The Kizlar Agha was the third highest-ranking officer of the empire, after the Sultan and the Grand Vizier (Chief Minister). He was the commander of the baltaci corps (or halberdiers - part of the imperial army). His position was a pasha (general) of three tails (tails referring to peacock tails, and the most number of tails permitted being four and worn by the Sultan). He could approach the Sultan at any time, and functioned as the private messenger between the Sultan and the Grand Vizier. He was the most important link between the Sultan and the Valide Sultan (mother of the sultan).
The Kizlar Agha led the new odalisque to the Sultan's bedchamber, and was the only "man" who could enter the harem should there have been any nocturnal emergencies. His duties were to protect the women, to provide and purchase the necessary odalisques for the harem, to oversee the promotion of the women (usually after the death of a higher-ranking kadin) and eunuchs. He acted as a witness for the Sultan's marriage, birth ceremonies, and arranged all the royal ceremonial events, such as circumcision parties, weddings, and fêtes. He also delivered sentence to harem women accused of crimes, taking the guilty women to the executioner to be placed into sacks and drowned in the Bosphorus which lay outside the Topkapi Palace.
The Chief White Eunuch was the head of the Inner Service (which is the palace bureaucracy) and the head of the Palace School (school for white eunuchs). He was also Gatekeeper-in-Chief, head of the infirmary, and master of ceremonies of the Seraglio. The Kapi Agha controlled all messages, petitions, and State documents addressed to the Sultan, and was allowed to speak to the Sultan in person. In 1591, Murad III transferred the powers from the white to the black eunuchs as there were too many embezzlements and various other nefarious crimes being attributed to the white eunuchs, among them being purported intimacy with the harem women.
. The Kapi Agha's loss of powers was seen through the decreasing of his ceremonial duties (which had various stipends entailed) and the decrease in his overall income. Originally, the Kapi Agha was the only eunuch allowed to speak to the Sultan alone, but as his importance decreased, the Valide Sultan and the Kizlar Agha were able to request private audience with the Sultan also. Because of their possible disloyalty, white eunuchs were assigned positions that did not bring them into contact with the harem women as many of them had incomplete castrations (still possessing of their penis). The total number of white eunuchs in the Seraglio at any given time was between 300 and 900.
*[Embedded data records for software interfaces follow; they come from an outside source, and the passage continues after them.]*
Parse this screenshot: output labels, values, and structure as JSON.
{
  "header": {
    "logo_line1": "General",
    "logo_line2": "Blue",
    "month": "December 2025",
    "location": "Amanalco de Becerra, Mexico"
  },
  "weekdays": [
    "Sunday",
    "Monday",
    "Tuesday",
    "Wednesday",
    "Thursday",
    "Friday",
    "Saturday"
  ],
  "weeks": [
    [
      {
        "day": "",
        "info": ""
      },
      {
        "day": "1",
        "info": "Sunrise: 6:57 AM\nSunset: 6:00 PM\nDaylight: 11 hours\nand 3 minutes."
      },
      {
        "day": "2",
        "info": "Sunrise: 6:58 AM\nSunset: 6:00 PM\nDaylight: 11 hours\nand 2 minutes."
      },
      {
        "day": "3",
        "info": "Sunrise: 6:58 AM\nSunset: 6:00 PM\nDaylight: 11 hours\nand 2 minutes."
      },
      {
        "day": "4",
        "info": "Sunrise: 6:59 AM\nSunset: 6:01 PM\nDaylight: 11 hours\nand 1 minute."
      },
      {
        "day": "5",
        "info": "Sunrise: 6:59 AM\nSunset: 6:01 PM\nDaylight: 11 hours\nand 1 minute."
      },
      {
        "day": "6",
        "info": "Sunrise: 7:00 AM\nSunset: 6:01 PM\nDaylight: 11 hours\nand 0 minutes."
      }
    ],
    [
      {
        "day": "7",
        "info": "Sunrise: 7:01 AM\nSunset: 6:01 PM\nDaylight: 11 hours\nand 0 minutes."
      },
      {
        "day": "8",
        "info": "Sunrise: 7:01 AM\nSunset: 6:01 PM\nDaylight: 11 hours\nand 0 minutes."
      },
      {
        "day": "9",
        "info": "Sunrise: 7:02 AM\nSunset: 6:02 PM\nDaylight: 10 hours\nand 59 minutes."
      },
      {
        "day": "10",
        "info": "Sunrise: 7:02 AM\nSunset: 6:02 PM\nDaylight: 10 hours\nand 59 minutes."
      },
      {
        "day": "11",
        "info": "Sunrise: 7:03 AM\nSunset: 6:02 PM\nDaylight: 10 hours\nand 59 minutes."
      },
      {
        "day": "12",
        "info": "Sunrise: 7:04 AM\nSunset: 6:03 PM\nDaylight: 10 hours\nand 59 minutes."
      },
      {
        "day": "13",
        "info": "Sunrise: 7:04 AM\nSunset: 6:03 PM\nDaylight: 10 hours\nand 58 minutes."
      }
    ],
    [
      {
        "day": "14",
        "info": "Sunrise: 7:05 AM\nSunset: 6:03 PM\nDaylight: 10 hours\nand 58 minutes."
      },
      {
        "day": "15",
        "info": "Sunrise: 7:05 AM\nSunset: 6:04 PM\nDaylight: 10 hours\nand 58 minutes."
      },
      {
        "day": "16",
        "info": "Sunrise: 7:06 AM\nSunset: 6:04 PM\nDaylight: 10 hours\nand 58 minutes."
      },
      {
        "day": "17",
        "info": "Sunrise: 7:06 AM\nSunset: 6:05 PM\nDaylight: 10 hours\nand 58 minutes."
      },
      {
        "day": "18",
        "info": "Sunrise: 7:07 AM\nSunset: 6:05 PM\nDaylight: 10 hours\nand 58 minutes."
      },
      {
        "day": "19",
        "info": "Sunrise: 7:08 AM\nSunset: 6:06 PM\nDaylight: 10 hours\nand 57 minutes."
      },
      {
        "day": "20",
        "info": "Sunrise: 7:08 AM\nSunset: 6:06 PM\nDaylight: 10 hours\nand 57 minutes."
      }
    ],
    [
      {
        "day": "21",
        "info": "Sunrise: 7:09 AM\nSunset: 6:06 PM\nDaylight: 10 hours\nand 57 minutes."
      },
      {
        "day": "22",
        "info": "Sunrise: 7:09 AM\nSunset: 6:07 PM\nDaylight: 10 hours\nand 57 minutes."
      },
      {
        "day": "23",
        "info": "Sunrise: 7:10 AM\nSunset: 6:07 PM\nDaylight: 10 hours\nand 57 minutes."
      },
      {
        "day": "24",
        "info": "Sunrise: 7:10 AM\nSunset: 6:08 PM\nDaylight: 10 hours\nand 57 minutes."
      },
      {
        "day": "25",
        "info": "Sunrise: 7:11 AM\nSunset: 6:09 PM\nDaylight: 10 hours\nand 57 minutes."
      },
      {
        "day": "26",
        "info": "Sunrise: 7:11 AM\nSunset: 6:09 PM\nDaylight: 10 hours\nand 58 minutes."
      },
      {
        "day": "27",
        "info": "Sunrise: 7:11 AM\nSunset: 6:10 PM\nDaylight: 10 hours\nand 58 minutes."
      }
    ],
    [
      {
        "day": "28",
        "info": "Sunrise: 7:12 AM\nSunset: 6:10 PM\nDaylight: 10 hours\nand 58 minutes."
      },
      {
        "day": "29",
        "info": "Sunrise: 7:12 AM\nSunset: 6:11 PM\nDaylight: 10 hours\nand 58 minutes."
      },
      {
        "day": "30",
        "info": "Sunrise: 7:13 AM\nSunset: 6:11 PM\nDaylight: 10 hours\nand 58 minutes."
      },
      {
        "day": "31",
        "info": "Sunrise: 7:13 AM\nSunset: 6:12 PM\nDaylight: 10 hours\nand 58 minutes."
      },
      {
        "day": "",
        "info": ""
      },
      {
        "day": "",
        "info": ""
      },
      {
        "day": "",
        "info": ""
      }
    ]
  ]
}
In the late sixteen hundreds, the power of the black eunuchs grew. During the Kadinlar Sultanati, the eunuchs increased their political leverage by taking advantage of child Sultans or mentally incompetent ones. It was during this period of enthronement of child Sultans that caused political instability. The young teenage Sultans were "guided" by regencies formed by the Valide Sultan, the Grand Vizier and the Valides other supporters. The Kizlar Agha was the Valide Sultan's and the Kadin's intimate and value accomplice.